That single word describes the plan outlined by Prime Minister Dr Hubert Minnis to turn Ragged Island in the southern Bahamas into a regional model, sustainable island capable of withstanding threats from increasingly powerful storms and providing for its own power and clean water through renewable sources.
But brilliant plans are not always easy to digest for the very reason that they poke a sharp knife between what existed before and what is to come.
So it is very important that as we look to the future, we do so without dismissing the past and engage that part of the past that made Ragged Islanders the proud, independent people they are.
In short, the Ragged Island experiment which at the outset has bi-partisan approval is not a snap the fingers and guarantee success project. Careful steps must be taken to turn Ragged Island green without turning the people of Ragged Island against the idea.
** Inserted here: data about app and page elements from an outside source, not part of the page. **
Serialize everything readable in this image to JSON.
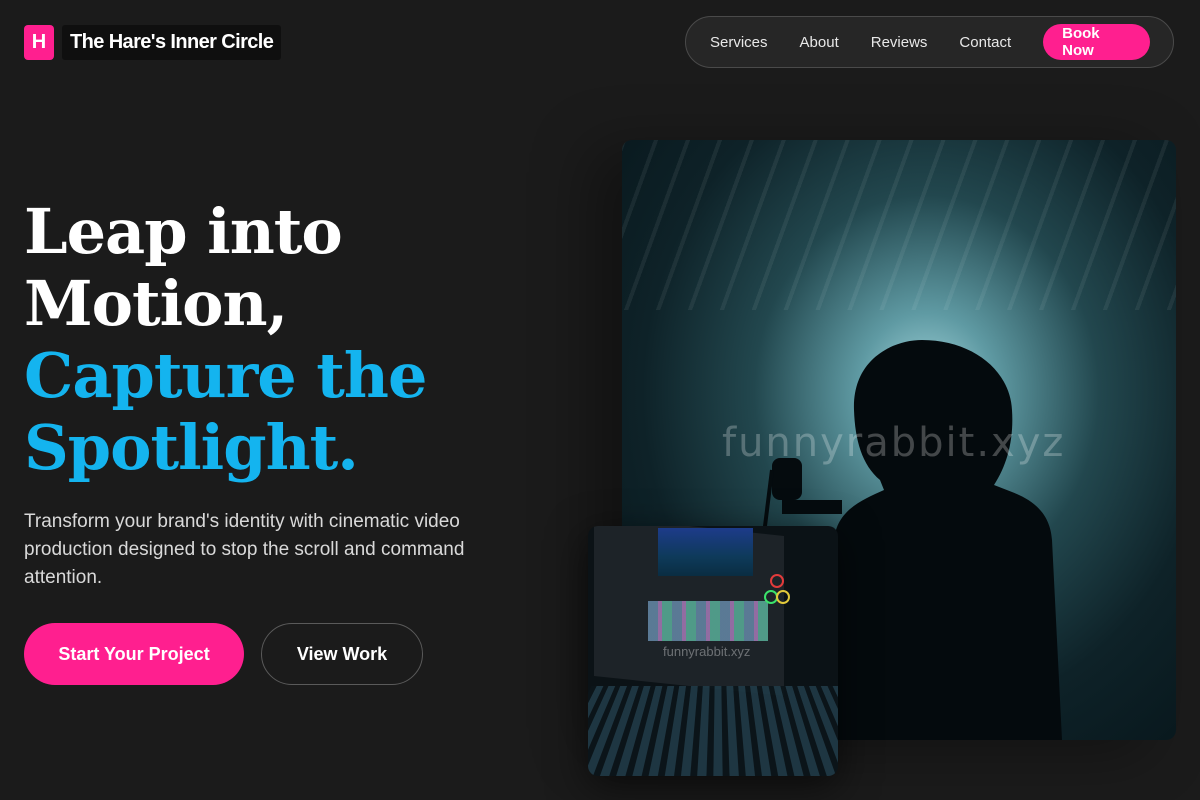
{
  "brand": {
    "mark": "H",
    "name": "The Hare's Inner Circle"
  },
  "nav": {
    "links": [
      "Services",
      "About",
      "Reviews",
      "Contact"
    ],
    "cta": "Book Now"
  },
  "hero": {
    "headline_line1": "Leap into",
    "headline_line2": "Motion,",
    "headline_line3": "Capture the",
    "headline_line4": "Spotlight.",
    "description": "Transform your brand's identity with cinematic video production designed to stop the scroll and command attention.",
    "primary_button": "Start Your Project",
    "secondary_button": "View Work"
  },
  "images": {
    "main_watermark": "funnyrabbit.xyz",
    "inset_watermark": "funnyrabbit.xyz"
  },
  "colors": {
    "accent_pink": "#ff1f8f",
    "accent_blue": "#14b4ef",
    "background": "#1b1b1b"
  }
}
The first step is to gain the support of those who call or once called Ragged Island home. The plan will not succeed if it appears that central government, no matter how well-meaning, is trying to force this in a noblesse oblige type of experiment. No Ragged Islander will accept the equivalent of a genetically modified lifestyle forced on them. But with adequate information and a public private partnership (PPP) in which Ragged Islanders all have a stake, the experiment could spark a movement as contagious as a yawn on a train, inspiring other small, low-lying islands to follow suit.
The first question becomes how to gain support.
We suggest that a straightforward, fact-based campaign be created and mounted. Images of Ragged Island in its heyday, the musicians, the liveliness. Images of Ragged Island in most recent years as population dwindled from 500 to fewer than 70. Image of a younger person or family packing, saying goodbye, sadness filling the scene as families separate, younger moving to Nassau or Abaco to earn a living, parting with the older members of the family left behind. Then images of Ragged Island ravaged by Hurricane Irma. Images of what scientists predict for future hurricanes as a result of climate change with a few words from Al Gore. Introduction of opportunity that will not only restore Ragged Island to the quality of life it once enjoyed that gave rise to the proud spirit, but will give birth to a new Ragged Island, that same pioneering strength leading the way in a green and sustainable world. If Ragged Island becomes the first totally green island in the region, the designation alone will make it an enticing eco-tourist destination, opening up economic opportunities for a revival of this island that was steadily losing population before Hurricane Irma hit.
Three other steps must take place as the plain facts campaign unfolds.
The first is developing what it will actually take to create a green island. Development of Requests for Proposal (rfp) with technical experts in the field rather than monetary experts reviewing the requests to ensure they are asking for appropriate materials and labour quotes. From solar energy design and installation to sea water desalination and distribution, from coastal line construction methods based on a stringent code held to higher standards and specific to low-lying, hurricane-prone areas to dock location in historically safest lee spaces and construction, the components of the plan must be thorough, transparent and accessible to all. We would argue that in the case of the Ragged Green Island experiment, preference be given to contractors with known experience as opposed to whoever comes in at the lowest cost. For instance, in solar, the rfp may specify that a company must be able to prove that it has successfully installed a minimum of 2 megawatts and its installation survived 150mph winds of Hurricane Matthew.
The next step must be the funding. A public-private partnership should be created with a boutique resort component. Ragged Island is only nine square miles. Its redevelopment must take place in a way that is sensitive to the fragile environment in which it exists. It must not follow the path of Bimini in which a high-rise resort dominates the otherwise quiet, laid-back island, gobbling electricity, sometimes leaving residents in the dark and overwhelming its surroundings rather than blending in. Land in Ragged Island must be assigned a value with that value being applied as shares in the PPP.
Finally, the plan should be rolled out in a way that generates excitement. The development process can generate great press and provide real time education material for classes at every level from basic primary school to marine biology, environment and sustainable development courses at UB where students could be involved in hands-on work and study as the plan takes on life.
What led to Ragged Island’s stature, posed for green island development, is a tragedy. But the devastation of nearly every structure on the island by Hurricane Irma also opened the door to new possibilities. The future that lies ahead could become a model for the region and re-awaken the pioneering legacy that made rugged Ragged Island so special and unique in the archipelago of The Bahamas. This is truly the opportunity of a lifetime.